What are the treatment options?
Your gynecologic oncologist will likely choose surgery first if they determine that you are healthy enough for surgery and that there is a high likelihood that they will be able to safely remove any tumor they can see in the abdomen during the surgery.
Surgery may be performed via a traditional open incision in the abdomen or using a minimally invasive technique such as laparoscopy or robotic technology. If cancer is found during this surgery, your doctor will likely perform a complete hysterectomy, lymph node dissection, omentectomy (removal of an internal fat pad hanging down from the stomach and colon), pelvic washing (collection of sterile water that has been swished around the abdomen to pick up floating abnormal cells) and other biopsies of the lining of the abdomen. This is to determine whether it has spread beyond the ovary where it started, also known as staging.
In order to tell if you have cancer during the surgery, the doctor will send the tissue to the pathology lab for what is called a “frozen section.” This is when the pathology doctor gives a preliminary report to determine if there is concern for cancer. Most of the time this is a pretty accurate assessment of what the final report shows after they have had plenty of time to look all the way through the tumor. Occasionally, though, the diagnosis will change when the pathologist receives more information.
At surgery, if your gynecologic oncologist sees a tumor beyond the ovary, he or she will aim to remove all visible disease. If this is the case, your surgery may include removal of part of the bowel, the spleen, the diaphragm or even the liver in order to remove as much bulky tumor as possible. If your surgery is more extensive, you will need to prepare for a longer hospital stay and possibly some time spent in the intensive care unit.
If your doctor thinks that your tumor has spread to too many areas, he or she might decide that you would do better with surgery after a course of chemotherapy, since surgery is most successful if the doctor can remove all visible disease.

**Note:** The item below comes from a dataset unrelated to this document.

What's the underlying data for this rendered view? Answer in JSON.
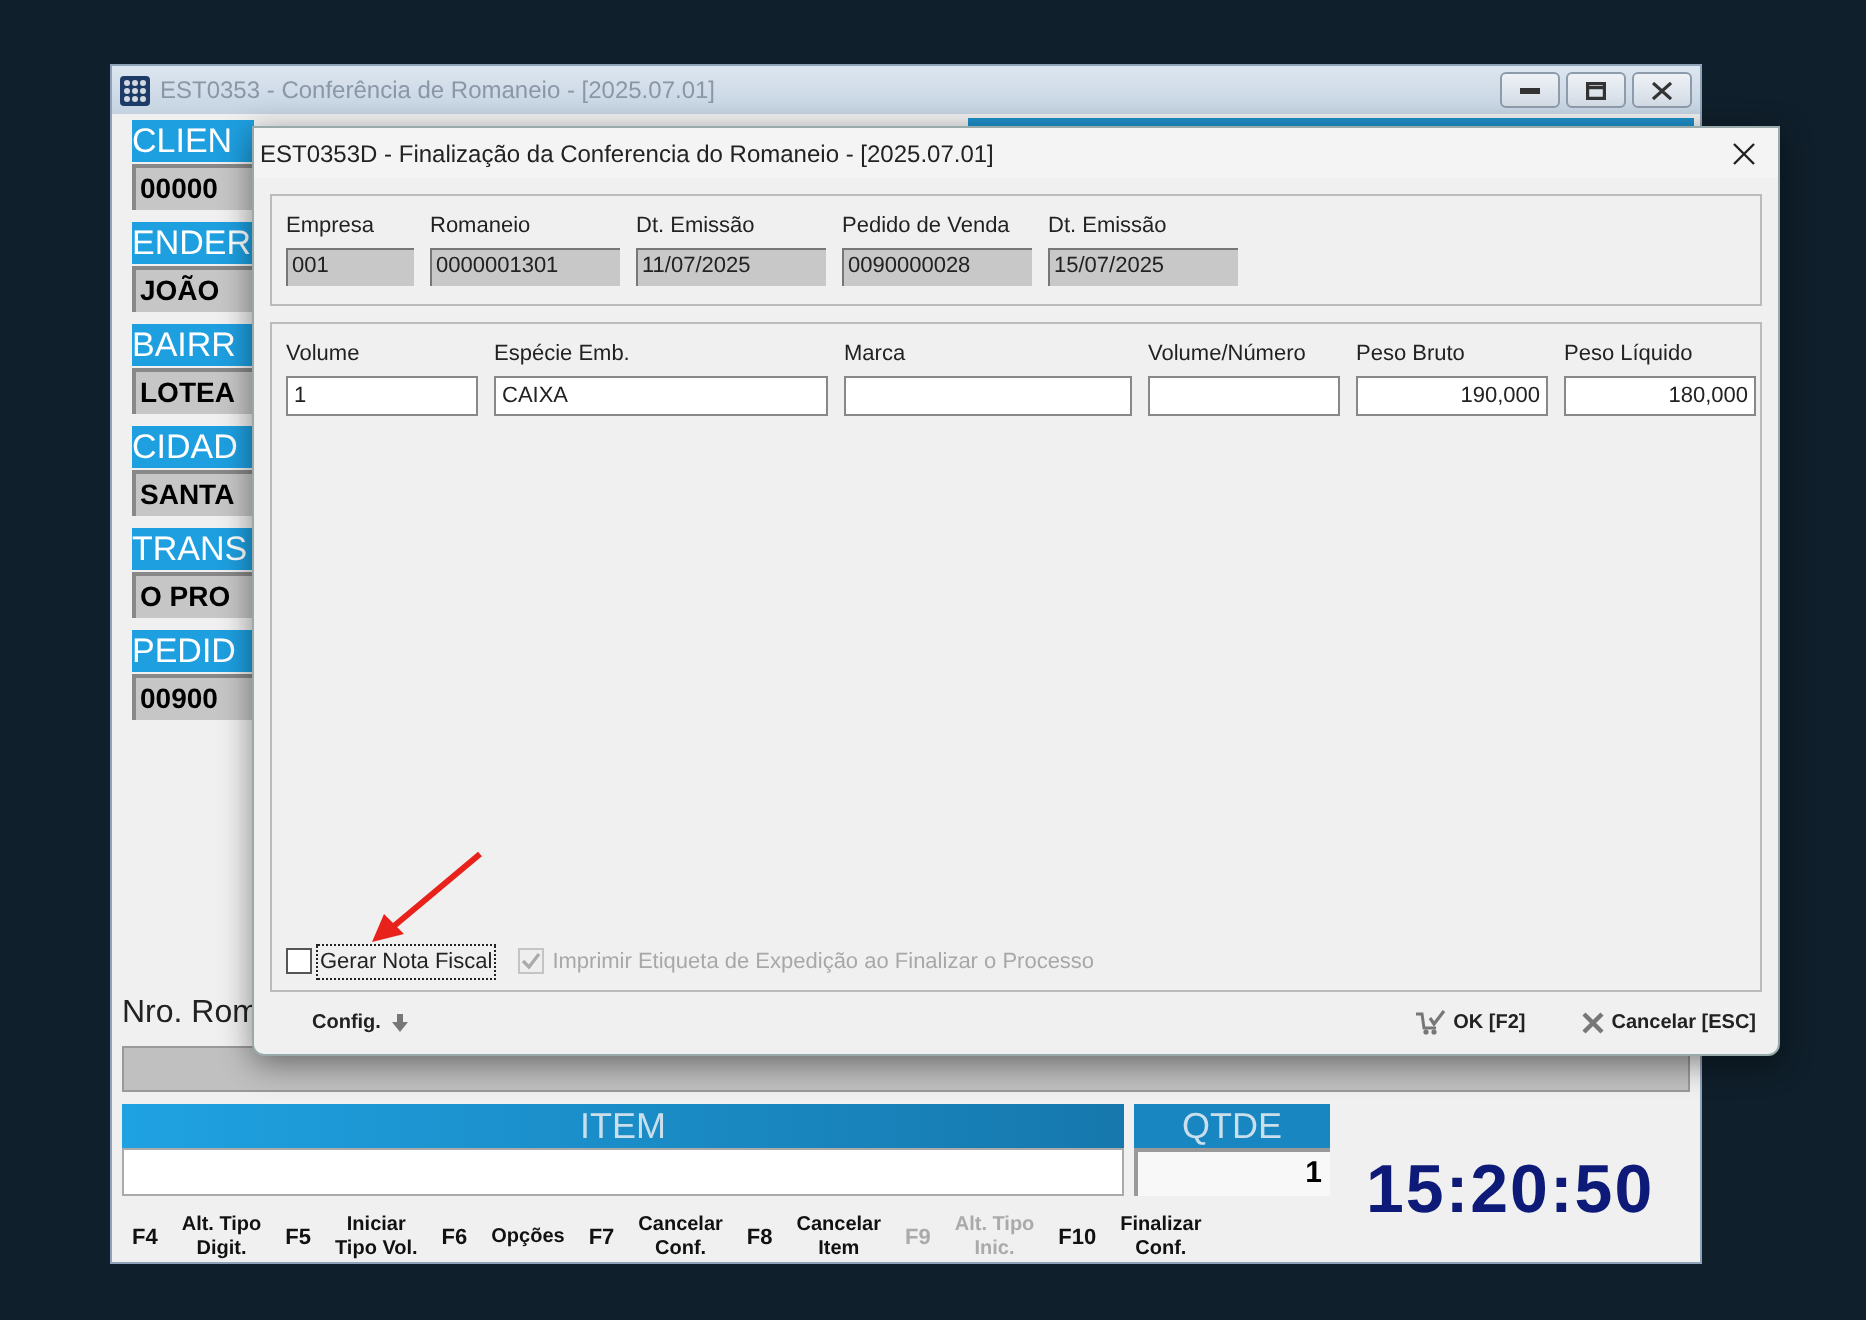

If this is not possible, your treatment outcome will be the same if you get chemotherapy first; furthermore, this might help you to avoid a prolonged hospital stay.
Photo courtesy of the Ovarian Cancer Alliance of Ohio